* [Required work]: Gather all lines in the entries that include the word "user".

==== Data supplied ====

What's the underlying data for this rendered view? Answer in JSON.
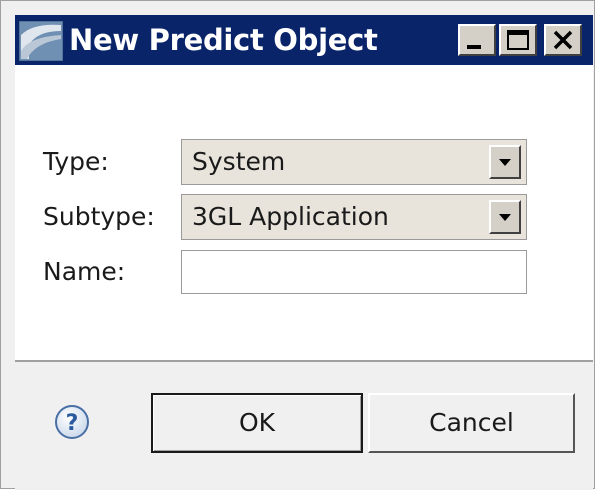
{
  "window": {
    "title": "New Predict Object",
    "title_bar_color": "#0a246a",
    "app_icon": "wizard-icon",
    "controls": {
      "minimize_icon": "minimize-icon",
      "maximize_icon": "maximize-icon",
      "close_icon": "close-icon"
    }
  },
  "form": {
    "type": {
      "label": "Type:",
      "value": "System"
    },
    "subtype": {
      "label": "Subtype:",
      "value": "3GL Application"
    },
    "name": {
      "label": "Name:",
      "value": ""
    }
  },
  "footer": {
    "help_icon": "help-icon",
    "ok_label": "OK",
    "cancel_label": "Cancel"
  }
}
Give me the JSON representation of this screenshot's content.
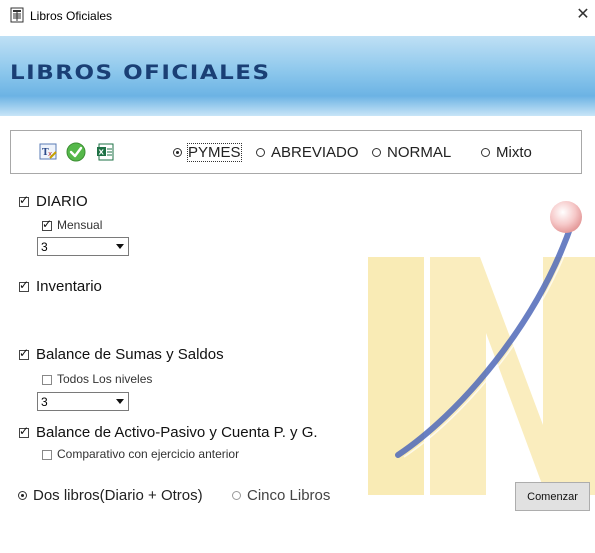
{
  "window": {
    "title": "Libros Oficiales",
    "close_glyph": "✕"
  },
  "banner": {
    "title": "LIBROS OFICIALES"
  },
  "toolbar": {
    "icons": [
      "text-document-icon",
      "green-check-icon",
      "excel-icon"
    ],
    "plan_options": [
      {
        "label": "PYMES",
        "selected": true
      },
      {
        "label": "ABREVIADO",
        "selected": false
      },
      {
        "label": "NORMAL",
        "selected": false
      },
      {
        "label": "Mixto",
        "selected": false
      }
    ]
  },
  "diario": {
    "label": "DIARIO",
    "checked": true,
    "mensual_label": "Mensual",
    "mensual_checked": true,
    "month_value": "3"
  },
  "inventario": {
    "label": "Inventario",
    "checked": true
  },
  "balance_sumas": {
    "label": "Balance de Sumas y Saldos",
    "checked": true,
    "todos_label": "Todos Los niveles",
    "todos_checked": false,
    "level_value": "3"
  },
  "balance_activo": {
    "label": "Balance de Activo-Pasivo y Cuenta P. y G.",
    "checked": true,
    "comparativo_label": "Comparativo con ejercicio anterior",
    "comparativo_checked": false
  },
  "libros": {
    "options": [
      {
        "label": "Dos libros(Diario + Otros)",
        "selected": true
      },
      {
        "label": "Cinco Libros",
        "selected": false
      }
    ]
  },
  "actions": {
    "start_label": "Comenzar"
  },
  "colors": {
    "banner_text": "#1a3f75",
    "logo_yellow": "#f8e7a8",
    "logo_blue": "#4f68b8"
  }
}
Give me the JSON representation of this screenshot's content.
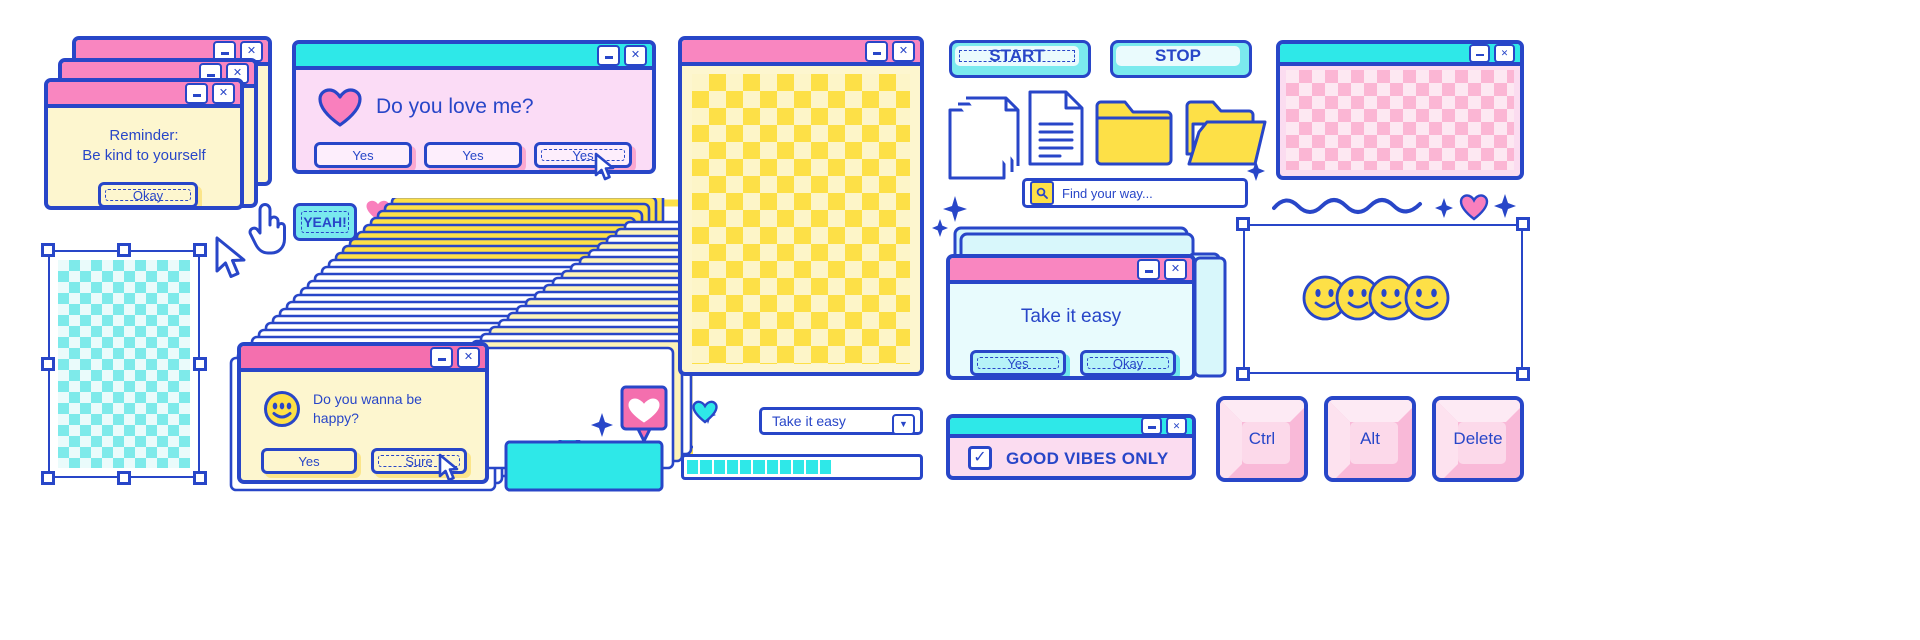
{
  "palette": {
    "blue": "#2846c8",
    "pink": "#f986c0",
    "pink_deep": "#f46fae",
    "cyan": "#2ee8e8",
    "cream": "#fdf6cf",
    "light_pink": "#fbdcf0",
    "yellow": "#fde047"
  },
  "reminder_window": {
    "title": "",
    "line1": "Reminder:",
    "line2": "Be kind to yourself",
    "okay_label": "Okay",
    "minimize": "–",
    "close": "✕"
  },
  "love_window": {
    "heading": "Do you love me?",
    "heart_icon": "heart-icon",
    "buttons": [
      "Yes",
      "Yes",
      "Yes"
    ],
    "minimize": "–",
    "close": "✕"
  },
  "yeah_button": {
    "label": "YEAH!"
  },
  "happy_window": {
    "line1": "Do you wanna be",
    "line2": "happy?",
    "smiley_icon": "smiley-icon",
    "buttons": [
      "Yes",
      "Sure"
    ],
    "minimize": "–",
    "close": "✕"
  },
  "yellow_checker_window": {
    "minimize": "–",
    "close": "✕",
    "pattern": "yellow-checkerboard"
  },
  "pink_checker_window": {
    "minimize": "–",
    "close": "✕",
    "pattern": "pink-checkerboard"
  },
  "cyan_checker_selection": {
    "pattern": "cyan-checkerboard"
  },
  "start_button": {
    "label": "START"
  },
  "stop_button": {
    "label": "STOP"
  },
  "file_icons": [
    {
      "name": "documents-stack-icon"
    },
    {
      "name": "document-text-icon"
    },
    {
      "name": "folder-closed-icon"
    },
    {
      "name": "folder-open-icon"
    }
  ],
  "search": {
    "placeholder": "Find your way...",
    "value": "Find your way...",
    "icon": "search-icon"
  },
  "take_it_easy_window": {
    "heading": "Take it easy",
    "buttons": [
      "Yes",
      "Okay"
    ],
    "minimize": "–",
    "close": "✕"
  },
  "good_vibes_window": {
    "label": "GOOD VIBES ONLY",
    "checked": true,
    "check_glyph": "✓",
    "minimize": "–",
    "close": "✕"
  },
  "dropdown": {
    "value": "Take it easy",
    "arrow": "▼"
  },
  "progress_bar": {
    "segments_total": 18,
    "segments_filled": 11,
    "percent": 61
  },
  "smileys": {
    "count": 4,
    "icon": "smiley-face-icon"
  },
  "keys": [
    {
      "label": "Ctrl"
    },
    {
      "label": "Alt"
    },
    {
      "label": "Delete"
    }
  ],
  "decorations": {
    "cursor_arrow": "cursor-arrow-icon",
    "pointer_hand": "pointer-hand-icon",
    "squiggle": "squiggle-line",
    "hearts": [
      "heart-pink-small",
      "heart-cyan-small",
      "heart-bubble-white"
    ],
    "sparkles": 6
  }
}
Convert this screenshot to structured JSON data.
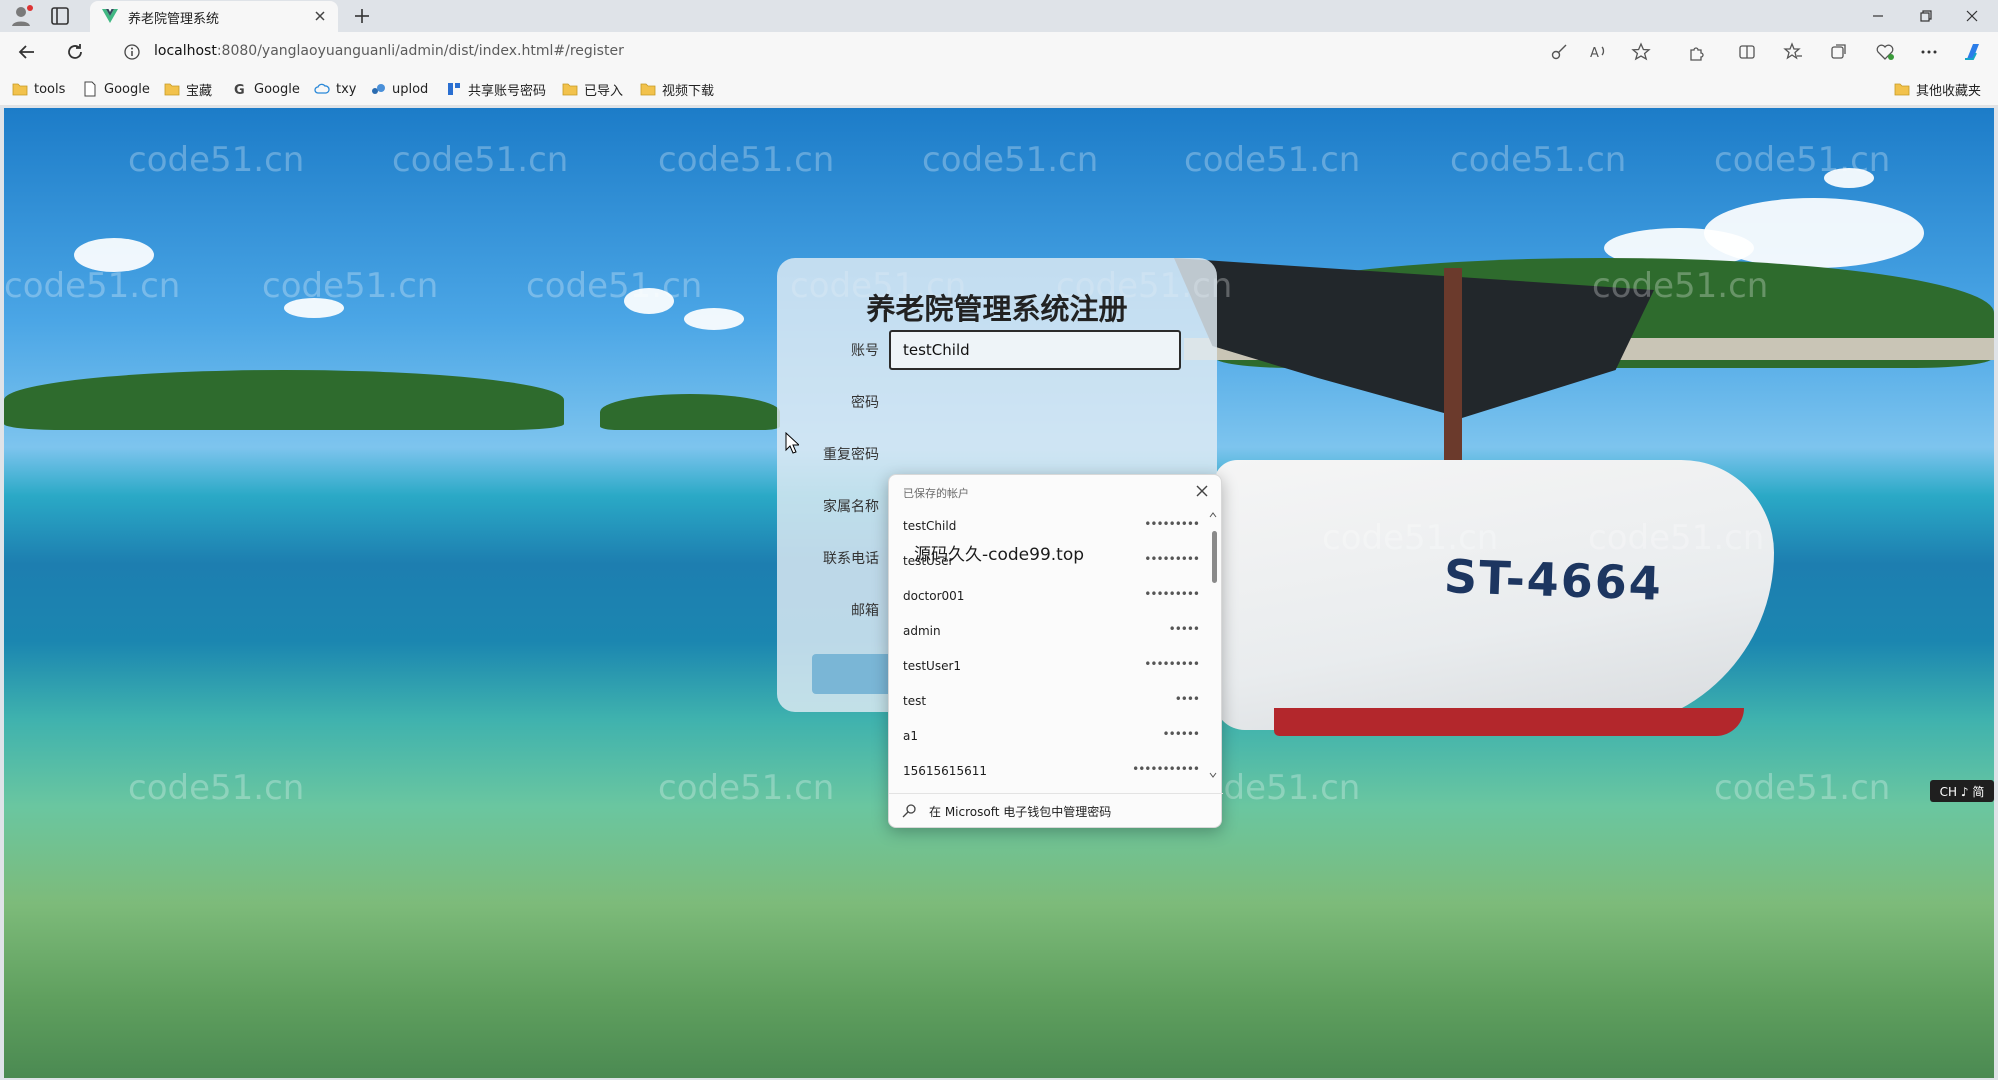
{
  "browser": {
    "tab_title": "养老院管理系统",
    "url_host": "localhost",
    "url_rest": ":8080/yanglaoyuanguanli/admin/dist/index.html#/register",
    "bookmarks": [
      "tools",
      "Google",
      "宝藏",
      "Google",
      "txy",
      "uplod",
      "共享账号密码",
      "已导入",
      "视频下载"
    ],
    "other_bookmarks": "其他收藏夹"
  },
  "watermark": "code51.cn",
  "boat_label": "ST-4664",
  "form": {
    "title": "养老院管理系统注册",
    "fields": [
      {
        "label": "账号",
        "value": "testChild"
      },
      {
        "label": "密码",
        "value": ""
      },
      {
        "label": "重复密码",
        "value": ""
      },
      {
        "label": "家属名称",
        "value": ""
      },
      {
        "label": "联系电话",
        "value": ""
      },
      {
        "label": "邮箱",
        "value": ""
      }
    ]
  },
  "saved_accounts": {
    "header": "已保存的帐户",
    "items": [
      {
        "user": "testChild",
        "pass": "•••••••••"
      },
      {
        "user": "testUser",
        "pass": "•••••••••"
      },
      {
        "user": "doctor001",
        "pass": "•••••••••"
      },
      {
        "user": "admin",
        "pass": "•••••"
      },
      {
        "user": "testUser1",
        "pass": "•••••••••"
      },
      {
        "user": "test",
        "pass": "••••"
      },
      {
        "user": "a1",
        "pass": "••••••"
      },
      {
        "user": "15615615611",
        "pass": "•••••••••••"
      }
    ],
    "footer": "在 Microsoft 电子钱包中管理密码"
  },
  "overlay_text": "源码久久-code99.top",
  "ime_indicator": "CH ♪ 简"
}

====

* [Answer for the task]:
        "user": "testChild",
        "user": "testUser",
        "user": "doctor001",
        "user": "admin",
        "user": "testUser1",
        "user": "test",
        "user": "a1",
        "user": "15615615611",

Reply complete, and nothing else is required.